◆ YOUR GOAL
Return copies of the lines below that mention "data".

◆ INPUT
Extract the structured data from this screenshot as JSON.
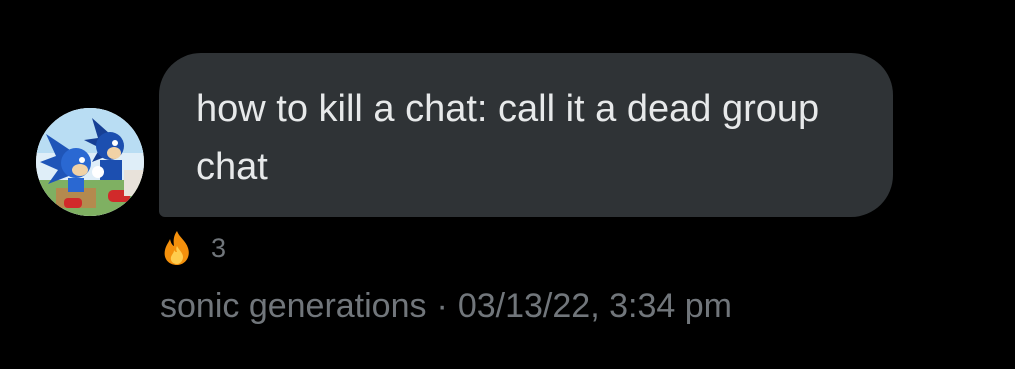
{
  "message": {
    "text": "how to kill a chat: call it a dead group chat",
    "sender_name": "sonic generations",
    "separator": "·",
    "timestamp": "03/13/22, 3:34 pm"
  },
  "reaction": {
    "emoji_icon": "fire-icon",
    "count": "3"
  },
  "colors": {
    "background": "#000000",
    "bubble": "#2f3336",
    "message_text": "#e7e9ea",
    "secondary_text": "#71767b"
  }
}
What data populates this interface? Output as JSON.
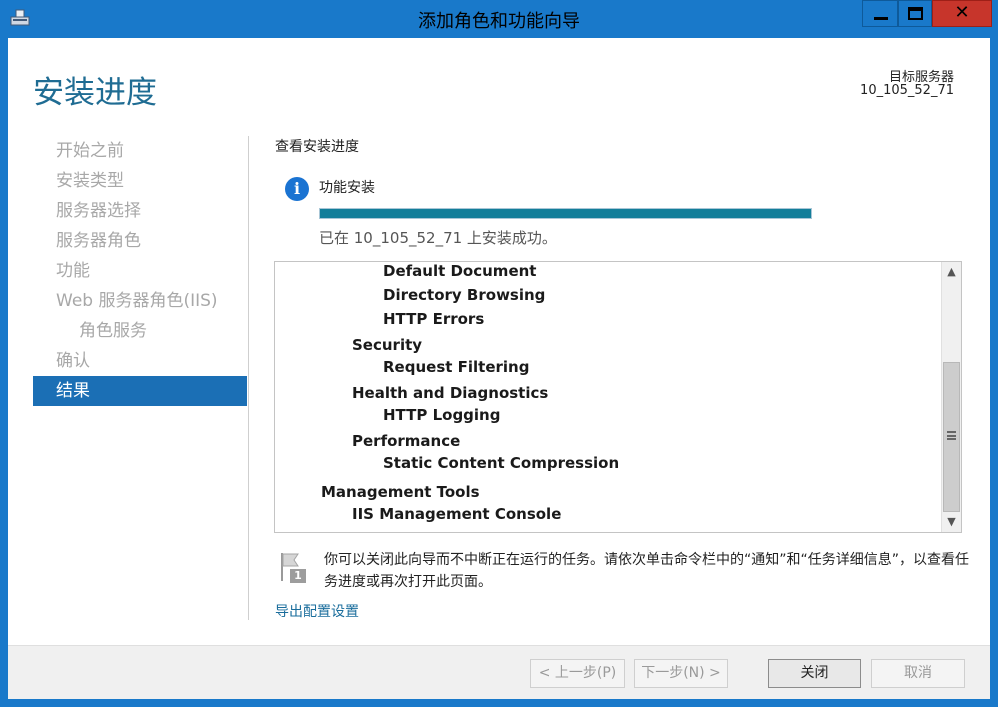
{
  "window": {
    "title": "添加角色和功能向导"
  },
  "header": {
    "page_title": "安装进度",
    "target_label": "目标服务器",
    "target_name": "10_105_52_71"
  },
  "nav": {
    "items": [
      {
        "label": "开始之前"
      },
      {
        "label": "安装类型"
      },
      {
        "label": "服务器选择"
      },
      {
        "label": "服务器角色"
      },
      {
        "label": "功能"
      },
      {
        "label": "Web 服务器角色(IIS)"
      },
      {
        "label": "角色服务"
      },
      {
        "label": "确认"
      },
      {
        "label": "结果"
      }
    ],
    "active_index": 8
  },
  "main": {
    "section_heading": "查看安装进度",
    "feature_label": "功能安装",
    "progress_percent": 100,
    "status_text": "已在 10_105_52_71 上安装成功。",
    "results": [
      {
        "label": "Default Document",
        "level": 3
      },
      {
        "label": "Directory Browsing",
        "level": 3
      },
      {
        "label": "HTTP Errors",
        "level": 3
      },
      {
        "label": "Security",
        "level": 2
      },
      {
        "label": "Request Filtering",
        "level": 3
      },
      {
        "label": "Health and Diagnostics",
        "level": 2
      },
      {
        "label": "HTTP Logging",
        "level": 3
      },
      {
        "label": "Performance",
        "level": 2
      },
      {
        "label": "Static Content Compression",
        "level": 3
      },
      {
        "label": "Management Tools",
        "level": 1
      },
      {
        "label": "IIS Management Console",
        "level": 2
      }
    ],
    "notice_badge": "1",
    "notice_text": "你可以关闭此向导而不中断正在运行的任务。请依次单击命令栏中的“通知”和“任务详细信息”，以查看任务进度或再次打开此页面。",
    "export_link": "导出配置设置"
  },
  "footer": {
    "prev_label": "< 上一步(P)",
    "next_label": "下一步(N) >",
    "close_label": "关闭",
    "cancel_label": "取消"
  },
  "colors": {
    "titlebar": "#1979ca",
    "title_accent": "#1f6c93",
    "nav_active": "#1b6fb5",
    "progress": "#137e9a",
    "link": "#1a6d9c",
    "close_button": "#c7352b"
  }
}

◆ TASK RESPONSE
Extract the structured data from this screenshot as JSON.
What data populates this interface? Output as JSON.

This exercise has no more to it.